How to Do Bookkeeping
Your accounts can only ever be as accurate as the books you keep. In this section we explain how to do bookkeeping and the books you will need – and those you won’t!
This is your single most important “book”. It records all of the payments made into and out of your businesses bank account. It is vitally important to set the book up appropriately at the commencement of business – and we will be happy to advise on this. At the end of each month the totals for each column for that month should be calculated and checked and a separate page should be started for the next month. You should then also do a bank reconciliation (ask us for a copy of our free bank reconciliation factsheet).
Sales invoice file
It is both very helpful to your business, and reassuring to the tax man, if you issue your sales invoices in strict numerical order. You should also set up a file with file dividers for each month and file your sales invoices in strict numerical order. The only exception to this rule is that unpaid invoices should be kept in a special section at the front of the file until they have been settled, at which point you should mark the invoice “paid” and also write on it the date paid, and then file it in strict numerical order. You should also regularly review the unpaid section of the file and take steps to chase payment as often as possible.
Purchase invoice file
This is a file with a file divider for each month and a front section for unpaid bills. On receiving an invoice, file it in the unpaid section until such time as you pay it. On paying the invoice you should write “paid” and the date on the invoice itself, and then transfer it from the unpaid section of the file to the section for the month in which you made the payment. You should also, of course, ensure that the payment is recorded in your cashbook.
Whenever you pay any expenses of the business by using your own money you are entitled to ask the company to pay you back. We recommend you do this fortnightly or monthly and use a pre-printed expense claim form.
Most small businesses that use the VAT cash accounting method are likely to find that the books described above will be sufficient for both VAT and basic financial control purposes.
Some slightly larger businesses who do not use the VAT cash accounting method also find it helpful to use a number of other types of books such as a:
- Sales Day Book
- Sales Ledger
- Purchase Day Book
- Purchase Ledger
- Petty Cash Book
- Nominal Ledger.

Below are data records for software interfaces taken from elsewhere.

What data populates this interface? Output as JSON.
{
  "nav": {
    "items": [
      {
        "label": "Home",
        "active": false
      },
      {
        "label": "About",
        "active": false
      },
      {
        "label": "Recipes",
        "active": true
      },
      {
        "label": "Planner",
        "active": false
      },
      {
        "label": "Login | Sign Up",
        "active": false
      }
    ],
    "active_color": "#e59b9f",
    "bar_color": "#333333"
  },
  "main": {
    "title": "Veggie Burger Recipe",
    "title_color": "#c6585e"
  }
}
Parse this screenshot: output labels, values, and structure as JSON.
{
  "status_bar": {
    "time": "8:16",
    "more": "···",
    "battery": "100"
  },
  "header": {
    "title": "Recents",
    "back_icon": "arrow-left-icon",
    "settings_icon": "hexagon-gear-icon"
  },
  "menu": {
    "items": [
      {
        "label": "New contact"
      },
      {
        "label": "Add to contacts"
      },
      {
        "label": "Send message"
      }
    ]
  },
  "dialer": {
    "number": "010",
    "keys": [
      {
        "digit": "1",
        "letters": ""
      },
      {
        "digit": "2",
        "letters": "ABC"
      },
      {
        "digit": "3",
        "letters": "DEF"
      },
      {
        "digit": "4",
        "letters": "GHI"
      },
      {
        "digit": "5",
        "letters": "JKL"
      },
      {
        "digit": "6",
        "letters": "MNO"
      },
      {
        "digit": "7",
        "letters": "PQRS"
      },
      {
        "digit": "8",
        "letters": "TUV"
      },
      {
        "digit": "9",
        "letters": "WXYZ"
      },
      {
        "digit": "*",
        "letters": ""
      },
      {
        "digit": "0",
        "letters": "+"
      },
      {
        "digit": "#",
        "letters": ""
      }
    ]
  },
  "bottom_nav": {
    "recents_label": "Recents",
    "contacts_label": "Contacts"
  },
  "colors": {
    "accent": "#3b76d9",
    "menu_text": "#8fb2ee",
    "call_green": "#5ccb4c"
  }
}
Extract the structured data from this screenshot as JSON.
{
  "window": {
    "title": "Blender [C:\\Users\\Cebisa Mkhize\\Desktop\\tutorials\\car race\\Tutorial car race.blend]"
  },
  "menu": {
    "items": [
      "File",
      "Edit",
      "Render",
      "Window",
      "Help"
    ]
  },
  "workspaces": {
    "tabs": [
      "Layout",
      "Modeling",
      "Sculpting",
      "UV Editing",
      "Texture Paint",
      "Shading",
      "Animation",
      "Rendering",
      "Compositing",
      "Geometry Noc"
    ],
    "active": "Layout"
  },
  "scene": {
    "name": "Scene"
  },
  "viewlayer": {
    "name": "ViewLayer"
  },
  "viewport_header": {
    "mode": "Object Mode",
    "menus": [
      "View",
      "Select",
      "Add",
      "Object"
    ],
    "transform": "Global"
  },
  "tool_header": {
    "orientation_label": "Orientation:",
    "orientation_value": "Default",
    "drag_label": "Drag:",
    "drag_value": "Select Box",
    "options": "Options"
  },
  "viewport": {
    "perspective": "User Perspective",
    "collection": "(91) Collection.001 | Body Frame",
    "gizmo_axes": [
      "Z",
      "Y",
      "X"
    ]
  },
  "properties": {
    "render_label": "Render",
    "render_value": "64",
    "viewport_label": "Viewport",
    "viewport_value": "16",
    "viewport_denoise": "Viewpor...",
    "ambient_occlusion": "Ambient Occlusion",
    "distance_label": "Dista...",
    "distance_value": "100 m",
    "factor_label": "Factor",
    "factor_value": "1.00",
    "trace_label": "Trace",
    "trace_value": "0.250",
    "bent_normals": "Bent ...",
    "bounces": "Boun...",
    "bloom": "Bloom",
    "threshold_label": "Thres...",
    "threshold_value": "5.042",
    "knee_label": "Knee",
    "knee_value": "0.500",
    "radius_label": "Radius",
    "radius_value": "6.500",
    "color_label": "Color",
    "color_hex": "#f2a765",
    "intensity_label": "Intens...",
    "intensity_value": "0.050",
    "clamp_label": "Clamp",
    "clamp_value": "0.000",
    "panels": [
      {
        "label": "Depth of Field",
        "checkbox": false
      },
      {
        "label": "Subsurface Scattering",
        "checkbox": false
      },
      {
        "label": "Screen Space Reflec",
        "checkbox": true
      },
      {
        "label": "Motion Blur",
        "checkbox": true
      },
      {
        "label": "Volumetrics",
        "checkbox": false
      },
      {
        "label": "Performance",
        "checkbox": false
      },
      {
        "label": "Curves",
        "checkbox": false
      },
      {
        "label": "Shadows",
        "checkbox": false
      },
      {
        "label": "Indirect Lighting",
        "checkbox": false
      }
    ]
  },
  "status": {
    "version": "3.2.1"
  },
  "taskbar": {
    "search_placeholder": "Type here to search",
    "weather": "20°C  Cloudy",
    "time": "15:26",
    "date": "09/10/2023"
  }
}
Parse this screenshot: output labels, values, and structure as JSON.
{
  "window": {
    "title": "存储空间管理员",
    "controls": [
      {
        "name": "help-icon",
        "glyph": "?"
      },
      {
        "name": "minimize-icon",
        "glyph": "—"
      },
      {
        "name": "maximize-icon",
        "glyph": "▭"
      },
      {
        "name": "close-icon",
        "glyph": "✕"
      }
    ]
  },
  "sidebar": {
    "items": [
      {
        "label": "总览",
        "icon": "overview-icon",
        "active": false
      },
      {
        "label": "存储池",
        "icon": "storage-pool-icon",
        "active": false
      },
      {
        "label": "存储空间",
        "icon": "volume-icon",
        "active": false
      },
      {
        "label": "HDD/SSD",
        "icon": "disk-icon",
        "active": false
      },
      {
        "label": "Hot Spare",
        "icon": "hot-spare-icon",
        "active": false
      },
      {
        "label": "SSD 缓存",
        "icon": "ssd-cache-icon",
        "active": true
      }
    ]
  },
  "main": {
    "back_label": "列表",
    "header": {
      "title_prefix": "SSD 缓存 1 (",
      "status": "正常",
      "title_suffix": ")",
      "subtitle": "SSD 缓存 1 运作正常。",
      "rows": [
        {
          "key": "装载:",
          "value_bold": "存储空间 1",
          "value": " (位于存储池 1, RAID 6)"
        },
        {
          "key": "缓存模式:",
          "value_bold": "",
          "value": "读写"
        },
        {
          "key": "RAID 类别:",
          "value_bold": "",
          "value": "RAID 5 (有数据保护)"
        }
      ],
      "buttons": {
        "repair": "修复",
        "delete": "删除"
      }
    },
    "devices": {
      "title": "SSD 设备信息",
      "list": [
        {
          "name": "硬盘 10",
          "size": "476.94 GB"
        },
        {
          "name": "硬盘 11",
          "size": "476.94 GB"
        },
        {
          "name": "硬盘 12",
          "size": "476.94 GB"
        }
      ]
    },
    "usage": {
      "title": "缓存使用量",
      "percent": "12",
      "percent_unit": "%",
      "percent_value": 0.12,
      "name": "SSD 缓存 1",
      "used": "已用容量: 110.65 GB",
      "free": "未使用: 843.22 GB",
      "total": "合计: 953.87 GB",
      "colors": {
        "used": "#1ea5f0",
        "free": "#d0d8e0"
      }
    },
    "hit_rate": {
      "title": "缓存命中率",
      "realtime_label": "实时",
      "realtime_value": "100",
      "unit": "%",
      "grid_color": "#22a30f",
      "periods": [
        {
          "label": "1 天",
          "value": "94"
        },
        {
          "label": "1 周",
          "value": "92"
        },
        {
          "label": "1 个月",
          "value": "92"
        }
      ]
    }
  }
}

Whilst such books do undoubtedly have their place in a more sophisticated business and accounting environment, they are often not necessary for many smaller businesses, and the cost of the additional training necessary to master their double-entry bookkeeping foundation often far outweighs their additional benefit. Of course, we would be delighted to advise on the most cost-effective and suitable accounting system for the needs of your business.